▶ _What is required_: Starting from the line in which "Output a JSON" appears, output every line down to the last line of the data below, exactly and without anything more.

▶ _Entries supplied_:
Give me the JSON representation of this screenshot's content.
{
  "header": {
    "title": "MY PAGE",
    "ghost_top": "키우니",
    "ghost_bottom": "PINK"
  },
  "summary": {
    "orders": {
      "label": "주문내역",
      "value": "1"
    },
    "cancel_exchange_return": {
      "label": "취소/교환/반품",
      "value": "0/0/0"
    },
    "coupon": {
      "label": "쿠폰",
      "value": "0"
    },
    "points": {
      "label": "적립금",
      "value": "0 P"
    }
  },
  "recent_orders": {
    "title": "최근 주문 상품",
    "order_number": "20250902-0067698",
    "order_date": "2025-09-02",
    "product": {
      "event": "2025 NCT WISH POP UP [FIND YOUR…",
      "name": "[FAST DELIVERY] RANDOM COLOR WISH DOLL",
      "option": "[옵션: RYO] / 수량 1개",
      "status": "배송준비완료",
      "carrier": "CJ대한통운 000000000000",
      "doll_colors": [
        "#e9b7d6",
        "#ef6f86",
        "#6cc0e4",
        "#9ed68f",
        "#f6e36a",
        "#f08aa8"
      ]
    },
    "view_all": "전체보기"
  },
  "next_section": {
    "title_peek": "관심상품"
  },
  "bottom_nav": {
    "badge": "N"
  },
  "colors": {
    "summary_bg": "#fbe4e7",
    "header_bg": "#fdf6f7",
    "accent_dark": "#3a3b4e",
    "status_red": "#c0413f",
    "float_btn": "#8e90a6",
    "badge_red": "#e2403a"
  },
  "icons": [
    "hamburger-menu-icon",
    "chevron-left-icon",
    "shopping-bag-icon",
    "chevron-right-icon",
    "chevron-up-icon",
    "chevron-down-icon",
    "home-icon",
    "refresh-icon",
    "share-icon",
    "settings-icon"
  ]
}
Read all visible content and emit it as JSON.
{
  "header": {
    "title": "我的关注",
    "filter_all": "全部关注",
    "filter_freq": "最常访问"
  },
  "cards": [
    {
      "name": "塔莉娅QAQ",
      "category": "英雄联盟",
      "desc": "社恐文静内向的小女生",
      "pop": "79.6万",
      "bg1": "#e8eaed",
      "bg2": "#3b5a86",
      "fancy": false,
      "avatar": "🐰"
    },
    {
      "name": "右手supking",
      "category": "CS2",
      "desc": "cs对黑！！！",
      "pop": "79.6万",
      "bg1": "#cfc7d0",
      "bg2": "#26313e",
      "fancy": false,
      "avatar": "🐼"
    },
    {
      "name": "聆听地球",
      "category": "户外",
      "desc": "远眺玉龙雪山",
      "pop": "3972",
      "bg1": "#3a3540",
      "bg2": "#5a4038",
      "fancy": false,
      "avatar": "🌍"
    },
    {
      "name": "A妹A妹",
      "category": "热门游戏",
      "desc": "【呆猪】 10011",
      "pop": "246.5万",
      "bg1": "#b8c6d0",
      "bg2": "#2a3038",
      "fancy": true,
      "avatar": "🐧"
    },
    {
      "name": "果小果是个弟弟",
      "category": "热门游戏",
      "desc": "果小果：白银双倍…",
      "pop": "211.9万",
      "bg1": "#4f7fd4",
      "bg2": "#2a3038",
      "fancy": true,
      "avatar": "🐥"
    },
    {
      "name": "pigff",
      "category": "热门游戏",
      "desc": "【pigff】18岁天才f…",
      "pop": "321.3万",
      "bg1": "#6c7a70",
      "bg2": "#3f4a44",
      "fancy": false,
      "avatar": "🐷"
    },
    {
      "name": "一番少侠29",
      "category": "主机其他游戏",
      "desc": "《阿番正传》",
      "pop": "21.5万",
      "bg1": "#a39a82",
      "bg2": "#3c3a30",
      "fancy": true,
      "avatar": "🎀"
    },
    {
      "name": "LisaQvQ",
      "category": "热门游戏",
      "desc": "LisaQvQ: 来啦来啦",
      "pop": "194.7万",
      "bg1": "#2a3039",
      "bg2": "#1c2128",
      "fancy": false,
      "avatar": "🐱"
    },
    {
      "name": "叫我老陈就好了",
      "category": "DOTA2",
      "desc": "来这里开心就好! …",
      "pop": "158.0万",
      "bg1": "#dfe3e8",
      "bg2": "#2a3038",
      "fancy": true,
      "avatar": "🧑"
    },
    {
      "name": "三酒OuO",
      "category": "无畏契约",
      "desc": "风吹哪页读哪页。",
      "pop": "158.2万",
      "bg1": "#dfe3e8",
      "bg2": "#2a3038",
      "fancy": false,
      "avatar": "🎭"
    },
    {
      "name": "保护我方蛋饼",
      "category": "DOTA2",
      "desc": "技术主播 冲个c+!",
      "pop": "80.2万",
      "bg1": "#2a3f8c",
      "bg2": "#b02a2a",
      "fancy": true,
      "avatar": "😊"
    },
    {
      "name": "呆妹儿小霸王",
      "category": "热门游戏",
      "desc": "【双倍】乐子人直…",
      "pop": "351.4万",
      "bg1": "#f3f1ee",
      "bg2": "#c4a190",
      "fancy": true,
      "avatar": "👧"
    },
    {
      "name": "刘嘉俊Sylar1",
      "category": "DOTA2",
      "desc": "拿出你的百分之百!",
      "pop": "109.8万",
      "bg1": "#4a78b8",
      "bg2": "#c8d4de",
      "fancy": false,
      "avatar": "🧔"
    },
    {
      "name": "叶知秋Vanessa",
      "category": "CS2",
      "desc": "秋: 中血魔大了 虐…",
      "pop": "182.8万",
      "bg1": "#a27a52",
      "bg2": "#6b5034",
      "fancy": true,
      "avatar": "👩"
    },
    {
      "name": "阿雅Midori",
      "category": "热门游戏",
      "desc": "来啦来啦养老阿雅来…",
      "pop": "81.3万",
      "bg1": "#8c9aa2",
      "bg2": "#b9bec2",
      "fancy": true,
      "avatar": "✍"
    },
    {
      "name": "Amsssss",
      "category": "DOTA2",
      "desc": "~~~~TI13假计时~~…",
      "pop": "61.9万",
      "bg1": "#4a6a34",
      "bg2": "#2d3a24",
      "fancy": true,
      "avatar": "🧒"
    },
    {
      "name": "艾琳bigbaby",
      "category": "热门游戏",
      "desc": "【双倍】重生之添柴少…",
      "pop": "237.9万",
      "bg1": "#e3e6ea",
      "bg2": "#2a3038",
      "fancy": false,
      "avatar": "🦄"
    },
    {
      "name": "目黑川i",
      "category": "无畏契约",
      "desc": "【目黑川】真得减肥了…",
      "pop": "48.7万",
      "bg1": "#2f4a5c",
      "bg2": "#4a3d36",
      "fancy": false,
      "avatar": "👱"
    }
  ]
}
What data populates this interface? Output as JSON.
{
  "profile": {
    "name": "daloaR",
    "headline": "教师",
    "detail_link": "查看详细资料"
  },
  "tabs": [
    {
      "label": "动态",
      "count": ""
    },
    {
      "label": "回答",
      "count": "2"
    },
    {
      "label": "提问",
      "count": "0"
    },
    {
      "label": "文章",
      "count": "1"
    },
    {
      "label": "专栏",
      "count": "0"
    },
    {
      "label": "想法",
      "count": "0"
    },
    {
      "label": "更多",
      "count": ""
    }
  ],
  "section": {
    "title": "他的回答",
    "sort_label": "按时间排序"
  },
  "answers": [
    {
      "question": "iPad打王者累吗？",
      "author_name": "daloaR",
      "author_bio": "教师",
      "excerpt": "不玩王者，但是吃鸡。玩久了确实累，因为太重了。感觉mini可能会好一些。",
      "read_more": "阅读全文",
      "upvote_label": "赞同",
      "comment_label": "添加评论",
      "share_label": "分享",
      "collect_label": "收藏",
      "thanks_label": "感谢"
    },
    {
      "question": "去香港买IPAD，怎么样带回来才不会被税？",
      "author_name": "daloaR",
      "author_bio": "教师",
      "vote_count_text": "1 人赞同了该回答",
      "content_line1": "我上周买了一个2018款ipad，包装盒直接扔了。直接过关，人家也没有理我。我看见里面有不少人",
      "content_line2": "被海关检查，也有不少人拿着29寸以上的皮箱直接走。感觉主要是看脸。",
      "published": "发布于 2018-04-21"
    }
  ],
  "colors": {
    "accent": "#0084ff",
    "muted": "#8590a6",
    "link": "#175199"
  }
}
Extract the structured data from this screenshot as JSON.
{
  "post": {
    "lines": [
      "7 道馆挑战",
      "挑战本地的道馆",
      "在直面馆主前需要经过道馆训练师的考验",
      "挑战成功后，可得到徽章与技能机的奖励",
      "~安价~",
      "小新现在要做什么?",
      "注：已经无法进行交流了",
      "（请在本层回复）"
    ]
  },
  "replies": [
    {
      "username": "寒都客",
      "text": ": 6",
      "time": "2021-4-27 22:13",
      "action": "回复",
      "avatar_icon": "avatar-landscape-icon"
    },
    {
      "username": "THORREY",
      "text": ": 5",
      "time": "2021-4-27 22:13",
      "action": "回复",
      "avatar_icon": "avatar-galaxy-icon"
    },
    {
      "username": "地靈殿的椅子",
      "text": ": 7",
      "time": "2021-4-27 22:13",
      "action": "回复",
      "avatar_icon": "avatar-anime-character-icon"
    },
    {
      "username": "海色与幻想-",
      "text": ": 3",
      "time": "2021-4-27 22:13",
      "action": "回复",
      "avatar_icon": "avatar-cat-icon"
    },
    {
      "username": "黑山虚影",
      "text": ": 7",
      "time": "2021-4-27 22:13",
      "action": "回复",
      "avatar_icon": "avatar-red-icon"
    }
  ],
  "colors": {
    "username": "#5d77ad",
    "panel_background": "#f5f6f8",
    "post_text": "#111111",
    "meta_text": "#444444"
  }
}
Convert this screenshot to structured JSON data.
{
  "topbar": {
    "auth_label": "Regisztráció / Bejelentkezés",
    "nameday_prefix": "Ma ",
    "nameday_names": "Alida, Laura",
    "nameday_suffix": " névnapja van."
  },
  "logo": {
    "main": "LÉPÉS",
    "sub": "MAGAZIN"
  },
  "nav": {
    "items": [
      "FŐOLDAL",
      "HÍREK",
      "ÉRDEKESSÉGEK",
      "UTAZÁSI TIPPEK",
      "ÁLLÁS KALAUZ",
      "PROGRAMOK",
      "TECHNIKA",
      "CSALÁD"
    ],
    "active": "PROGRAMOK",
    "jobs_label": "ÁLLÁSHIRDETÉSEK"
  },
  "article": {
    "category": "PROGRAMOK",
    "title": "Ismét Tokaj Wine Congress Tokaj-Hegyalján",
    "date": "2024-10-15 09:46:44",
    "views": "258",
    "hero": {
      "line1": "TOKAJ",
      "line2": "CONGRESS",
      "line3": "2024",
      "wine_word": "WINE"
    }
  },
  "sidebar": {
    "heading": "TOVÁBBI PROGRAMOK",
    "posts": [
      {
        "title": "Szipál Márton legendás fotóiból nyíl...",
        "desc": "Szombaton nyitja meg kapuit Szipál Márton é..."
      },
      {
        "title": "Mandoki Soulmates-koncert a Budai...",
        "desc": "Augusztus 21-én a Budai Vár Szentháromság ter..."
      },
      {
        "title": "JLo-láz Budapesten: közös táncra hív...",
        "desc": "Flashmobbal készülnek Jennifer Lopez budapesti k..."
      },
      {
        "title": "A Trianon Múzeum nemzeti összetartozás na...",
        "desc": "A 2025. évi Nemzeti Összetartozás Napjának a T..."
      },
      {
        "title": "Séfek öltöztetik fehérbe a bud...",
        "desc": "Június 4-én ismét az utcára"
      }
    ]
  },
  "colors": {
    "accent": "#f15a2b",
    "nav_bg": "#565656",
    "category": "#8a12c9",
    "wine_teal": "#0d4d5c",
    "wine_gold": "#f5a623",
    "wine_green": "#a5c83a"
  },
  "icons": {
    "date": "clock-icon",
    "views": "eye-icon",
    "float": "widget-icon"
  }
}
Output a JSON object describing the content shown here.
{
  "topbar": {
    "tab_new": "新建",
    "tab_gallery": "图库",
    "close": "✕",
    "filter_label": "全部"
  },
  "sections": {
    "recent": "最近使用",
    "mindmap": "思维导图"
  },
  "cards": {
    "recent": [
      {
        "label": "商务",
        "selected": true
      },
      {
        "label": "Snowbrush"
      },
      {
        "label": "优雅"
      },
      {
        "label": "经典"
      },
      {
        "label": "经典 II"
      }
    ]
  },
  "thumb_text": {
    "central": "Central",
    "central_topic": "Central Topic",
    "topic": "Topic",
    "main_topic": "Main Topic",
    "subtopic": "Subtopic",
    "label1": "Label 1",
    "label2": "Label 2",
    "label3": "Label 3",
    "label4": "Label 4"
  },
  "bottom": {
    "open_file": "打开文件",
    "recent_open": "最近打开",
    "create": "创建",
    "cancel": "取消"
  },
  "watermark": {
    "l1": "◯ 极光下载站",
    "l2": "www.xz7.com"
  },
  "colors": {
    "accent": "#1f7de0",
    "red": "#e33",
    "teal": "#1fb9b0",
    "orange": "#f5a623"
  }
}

▶ _Completed exercise_:
Output a JSON object describing the content shown here.
{
  "topbar": {
    "tab_new": "新建",
    "tab_gallery": "图库",
    "close": "✕",
    "filter_label": "全部"
  },
  "sections": {
    "recent": "最近使用",
    "mindmap": "思维导图"
  },
  "cards": {
    "recent": [
      {
        "label": "商务",
        "selected": true
      },
      {
        "label": "Snowbrush"
      },
      {
        "label": "优雅"
      },
      {
        "label": "经典"
      },
      {
        "label": "经典 II"
      }
    ]
  },
  "thumb_text": {
    "central": "Central",
    "central_topic": "Central Topic",
    "topic": "Topic",
    "main_topic": "Main Topic",
    "subtopic": "Subtopic",
    "label1": "Label 1",
    "label2": "Label 2",
    "label3": "Label 3",
    "label4": "Label 4"
  },
  "bottom": {
    "open_file": "打开文件",
    "recent_open": "最近打开",
    "create": "创建",
    "cancel": "取消"
  },
  "watermark": {
    "l1": "◯ 极光下载站",
    "l2": "www.xz7.com"
  },
  "colors": {
    "accent": "#1f7de0",
    "red": "#e33",
    "teal": "#1fb9b0",
    "orange": "#f5a623"
  }
}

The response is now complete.